AFTER THE RESTORATION

The chief landmark in the history of royal plate is, of course, the Restoration, just as the downfall of royalist dreams and the insignia and emblems in plate and jewels had been after the Civil War and the overthrow of the monarchy. Englishmen, however, returned to their ancient faith in kings and welcomed Charles II as representing the royal house descended from a long line going back to Saxon days when conditions were very different from those existing in modern times. The first efforts of the silversmith of the new regime were directed towards the reproduction of the plate which had been destroyed during the Commonwealth. Most of the new regalia was made by Sir Robert Vyner in 1662. The " Crown Jewels " now shown at the Tower and used and worn on state occasions by the king are all replicas or pieces made after the Restoration. Some doubt exists about one small article of great historic interest-the spoon used at the Coronation ceremony for the anointing of the sovereign, this being, according to tradition, the ancient spoon formerly owned by Saxon monarchs. These wonderful and curious symbols of royalty may be briefly named as follows :-the crown of state, in which are many historic jewels ; St. Edward's staff ; a sceptre surmounted by a dove ; another sceptre with a cross ; the orb or globe, also surmounted with a cross ; a pair of spurs ; two armillas ; an ampulla, and the anointing spoon. To these must be added crowns and coronets of queen consorts and the large salt cellars, many of them of later date. The array of regalia is well cared for, and although the additions are not numerous, the interest in it is well maintained by its careful upkeep and occasional ceremonial use. The stores of royal plate at the different palaces include many rare pieces, some dating from the days of Charles II, and many cups and salts from still earlier days, for even at the great demolition of silver at various periods of necessity, some few pieces escaped, either by accident or owing to the connivance of royalists, some of whom were perhaps connoisseurs of art of no mean order, and perchance collectors who preserved such relics by hiding them or transferring them to safer custody. The numerous pieces of large plate coming to us from the days of Charles II, tell of the luxuries of that age, of court frivolity and royal licentiousness. Evelyn, telling of the gorgeous furnishings of the apartments of court mistresses, describes the Duchess of Cleveland's rooms.
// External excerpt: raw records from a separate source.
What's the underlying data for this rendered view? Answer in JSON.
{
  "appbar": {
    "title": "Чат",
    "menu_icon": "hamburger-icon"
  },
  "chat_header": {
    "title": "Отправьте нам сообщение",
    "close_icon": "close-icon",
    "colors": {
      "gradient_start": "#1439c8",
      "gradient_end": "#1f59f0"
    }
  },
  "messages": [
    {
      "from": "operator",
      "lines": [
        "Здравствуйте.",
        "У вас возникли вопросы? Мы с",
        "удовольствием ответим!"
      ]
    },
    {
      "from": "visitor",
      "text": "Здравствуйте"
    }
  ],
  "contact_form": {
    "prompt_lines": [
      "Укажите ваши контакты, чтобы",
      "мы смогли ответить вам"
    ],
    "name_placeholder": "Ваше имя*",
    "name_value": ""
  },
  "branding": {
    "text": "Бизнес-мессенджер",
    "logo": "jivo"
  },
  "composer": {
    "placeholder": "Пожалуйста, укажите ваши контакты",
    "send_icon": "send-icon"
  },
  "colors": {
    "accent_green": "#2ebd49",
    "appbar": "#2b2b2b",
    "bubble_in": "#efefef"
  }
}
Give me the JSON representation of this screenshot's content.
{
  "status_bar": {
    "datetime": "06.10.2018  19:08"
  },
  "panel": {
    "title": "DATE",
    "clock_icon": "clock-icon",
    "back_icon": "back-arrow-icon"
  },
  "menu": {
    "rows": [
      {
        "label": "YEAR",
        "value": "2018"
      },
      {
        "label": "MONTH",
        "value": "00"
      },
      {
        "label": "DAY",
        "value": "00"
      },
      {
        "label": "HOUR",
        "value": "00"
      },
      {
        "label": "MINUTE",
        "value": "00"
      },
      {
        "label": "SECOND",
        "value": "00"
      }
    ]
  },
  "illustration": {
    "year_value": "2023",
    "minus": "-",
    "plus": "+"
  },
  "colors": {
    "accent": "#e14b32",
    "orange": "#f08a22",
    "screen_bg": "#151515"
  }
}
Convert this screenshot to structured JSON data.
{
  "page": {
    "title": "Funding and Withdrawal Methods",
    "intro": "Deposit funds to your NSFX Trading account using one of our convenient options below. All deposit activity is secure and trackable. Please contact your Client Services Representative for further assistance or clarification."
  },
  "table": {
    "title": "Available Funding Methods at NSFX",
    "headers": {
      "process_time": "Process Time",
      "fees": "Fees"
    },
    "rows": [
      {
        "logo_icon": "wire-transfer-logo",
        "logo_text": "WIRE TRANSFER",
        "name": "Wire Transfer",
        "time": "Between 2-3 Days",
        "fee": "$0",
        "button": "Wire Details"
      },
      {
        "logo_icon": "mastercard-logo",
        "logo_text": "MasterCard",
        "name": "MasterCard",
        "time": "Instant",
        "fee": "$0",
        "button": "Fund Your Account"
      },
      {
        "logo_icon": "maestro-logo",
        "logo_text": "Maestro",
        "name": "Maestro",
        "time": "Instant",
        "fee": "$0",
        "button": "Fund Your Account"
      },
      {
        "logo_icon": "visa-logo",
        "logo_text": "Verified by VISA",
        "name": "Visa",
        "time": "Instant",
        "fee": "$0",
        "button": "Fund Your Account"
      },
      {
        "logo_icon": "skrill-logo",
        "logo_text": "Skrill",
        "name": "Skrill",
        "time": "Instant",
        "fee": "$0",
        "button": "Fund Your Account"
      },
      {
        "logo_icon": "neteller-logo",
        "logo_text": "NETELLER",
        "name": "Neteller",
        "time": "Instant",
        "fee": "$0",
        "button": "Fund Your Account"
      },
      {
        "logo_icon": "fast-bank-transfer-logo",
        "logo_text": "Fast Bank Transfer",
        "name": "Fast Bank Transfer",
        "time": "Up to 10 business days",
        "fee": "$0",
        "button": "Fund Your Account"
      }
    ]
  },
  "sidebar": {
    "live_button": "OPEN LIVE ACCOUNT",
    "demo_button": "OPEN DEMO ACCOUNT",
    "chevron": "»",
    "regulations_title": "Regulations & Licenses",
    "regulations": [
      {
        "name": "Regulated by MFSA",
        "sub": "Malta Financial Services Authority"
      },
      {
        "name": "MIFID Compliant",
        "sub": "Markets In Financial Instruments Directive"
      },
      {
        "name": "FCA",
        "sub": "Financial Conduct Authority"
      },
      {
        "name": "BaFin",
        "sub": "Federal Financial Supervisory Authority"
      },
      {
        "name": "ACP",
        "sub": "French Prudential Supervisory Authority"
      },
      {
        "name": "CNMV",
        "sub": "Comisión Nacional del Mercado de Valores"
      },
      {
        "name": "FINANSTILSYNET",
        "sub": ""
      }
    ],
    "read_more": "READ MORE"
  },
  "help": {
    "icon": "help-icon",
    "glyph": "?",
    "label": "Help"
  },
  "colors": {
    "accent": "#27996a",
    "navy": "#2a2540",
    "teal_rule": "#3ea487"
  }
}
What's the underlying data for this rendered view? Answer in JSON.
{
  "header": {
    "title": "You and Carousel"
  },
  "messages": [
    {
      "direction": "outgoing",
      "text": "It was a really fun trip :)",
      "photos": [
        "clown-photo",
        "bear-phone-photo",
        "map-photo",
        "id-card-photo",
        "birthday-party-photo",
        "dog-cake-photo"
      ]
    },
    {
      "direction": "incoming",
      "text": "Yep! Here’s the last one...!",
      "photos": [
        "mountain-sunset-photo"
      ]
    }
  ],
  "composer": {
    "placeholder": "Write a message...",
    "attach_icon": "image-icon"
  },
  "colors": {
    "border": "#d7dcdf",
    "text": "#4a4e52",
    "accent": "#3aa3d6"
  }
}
He says there were " great vases of wrought plate, table stands, chimney furniture, sconces, branches, brasenas, etc., all of massy silver."